Identification of Transactions

Analyzing transactions and recording them as journal entries is the first step in the accounting cycle. It begins at the start of the accounting period and continues during the whole period. Transaction analysis is the process of determining whether a particular business event will effect the assets, liabilities or equity of the business and the magnitude of its effect (i.e. its currency value). When analyzing transactions, accountants also classify them appropriately and record them according to the debit-credit rules. Business transactions are those events which cause change in the value of its assets, liabilities or equities.
The following example illustrates how to record journal entries:
To illustrate the total accounting process we extracted some transaction of a company and step by step procedures are described.
Company A was incorporated on January 1, 2010 with an initial capital of 5,000 shares of $20 par value common stock. During the first month of its operations, the company engaged in following transactions:

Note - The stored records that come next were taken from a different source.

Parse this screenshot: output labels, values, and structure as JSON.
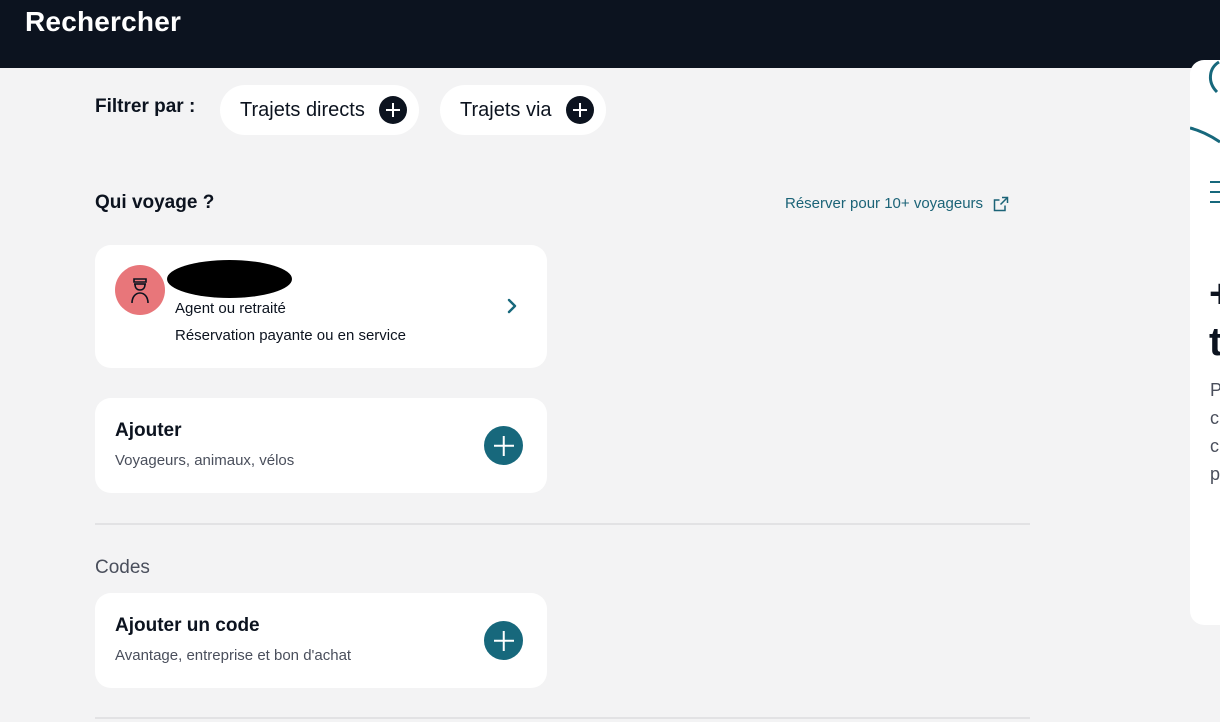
{
  "header": {
    "title": "Rechercher"
  },
  "filters": {
    "label": "Filtrer par :",
    "chips": [
      {
        "label": "Trajets directs",
        "icon": "plus-icon"
      },
      {
        "label": "Trajets via",
        "icon": "plus-icon"
      }
    ]
  },
  "travelers": {
    "title": "Qui voyage ?",
    "group_booking_link": "Réserver pour 10+ voyageurs",
    "group_booking_icon": "external-link-icon",
    "traveler": {
      "type": "Agent ou retraité",
      "description": "Réservation payante ou en service",
      "avatar_icon": "agent-icon",
      "avatar_color": "#e8767a"
    },
    "add": {
      "title": "Ajouter",
      "subtitle": "Voyageurs, animaux, vélos",
      "icon": "plus-circle-icon"
    }
  },
  "codes": {
    "title": "Codes",
    "add": {
      "title": "Ajouter un code",
      "subtitle": "Avantage, entreprise et bon d'achat",
      "icon": "plus-circle-icon"
    }
  },
  "side_panel": {
    "big_glyphs": [
      "+",
      "t"
    ],
    "small_glyphs": [
      "P",
      "c",
      "c",
      "p"
    ]
  },
  "colors": {
    "header_bg": "#0c131f",
    "page_bg": "#f3f3f4",
    "accent": "#17687c",
    "link": "#1b6377"
  }
}
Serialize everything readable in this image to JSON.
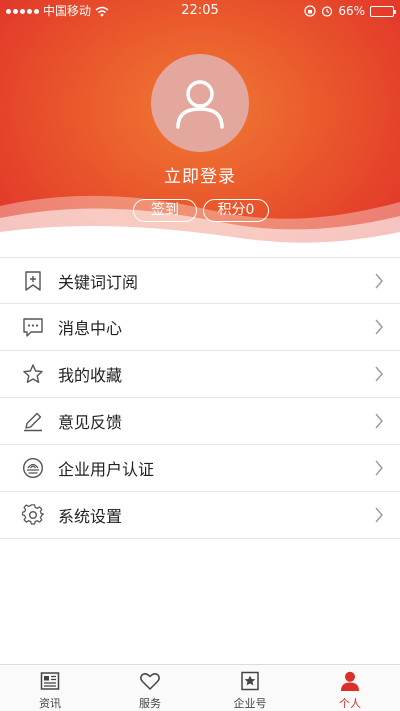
{
  "status_bar": {
    "carrier": "中国移动",
    "time": "22:05",
    "battery": "66%",
    "battery_level": 0.66
  },
  "profile": {
    "avatar_icon": "user-icon",
    "login_label": "立即登录",
    "sign_in_label": "签到",
    "points_label": "积分0"
  },
  "menu": {
    "items": [
      {
        "label": "关键词订阅",
        "icon": "bookmark-add-icon"
      },
      {
        "label": "消息中心",
        "icon": "message-icon"
      },
      {
        "label": "我的收藏",
        "icon": "star-icon"
      },
      {
        "label": "意见反馈",
        "icon": "pencil-icon"
      },
      {
        "label": "企业用户认证",
        "icon": "enterprise-badge-icon"
      },
      {
        "label": "系统设置",
        "icon": "gear-icon"
      }
    ]
  },
  "tabbar": {
    "items": [
      {
        "label": "资讯",
        "icon": "news-icon"
      },
      {
        "label": "服务",
        "icon": "heart-icon"
      },
      {
        "label": "企业号",
        "icon": "star-badge-icon"
      },
      {
        "label": "个人",
        "icon": "person-icon"
      }
    ],
    "active_index": 3
  },
  "colors": {
    "header_red": "#e1342a",
    "header_orange": "#f07a34",
    "active_tab": "#d9312a",
    "avatar_bg": "#e3a79e"
  }
}
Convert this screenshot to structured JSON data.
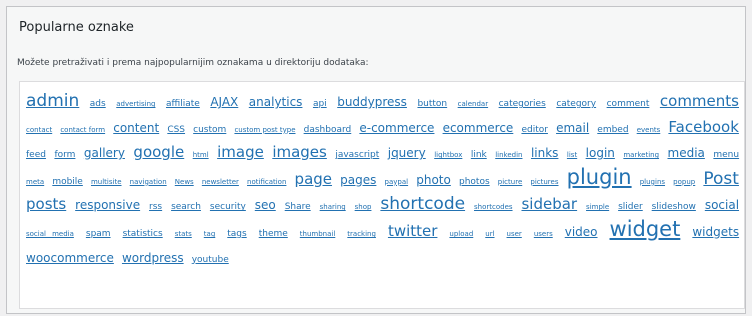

Jan 2
An amount of $36,000 was paid as advance rent for three months.
Jan 3
Paid $60,000 cash on the purchase of equipment costing $80,000. The remaining amount was recognized as a one year note payable with interest rate of 9%.
Jan 4
Purchased office supplies costing $17,600 on account.
Jan 13
Provided services to its customers and received $28,500 in cash.
Jan 13
Paid the accounts payable on the office supplies purchased on January 4.
Jan 14
Paid salaries to its employees for first two weeks of January, aggregating $19,100.
Jan 18
Provided $54,100 worth of services to its customers. They paid $32,900 and promised to pay the remaining amount.
Jan 23
Received $15,300 from customers for the services provided on January 18.
Jan 25
Received $4,000 as an advance payment from customers.
Jan 26
Purchased office supplies costing $5,200 on account.
Jan 28
Paid salaries to its employees for the third and fourth week of January: $19,100.
Jan 31
Paid $5,000 as dividends.
Jan 31
Received electricity bill of $2,470.
Jan 31
Received telephone bill of $1,494.
Jan 31
Miscellaneous expenses paid during the month totaled $3,470

The first step of accounting process is identification of transactions. As all of this events selected here are measurable in terms of money so these should be recorded and in the next step of accounting process are maintained for these.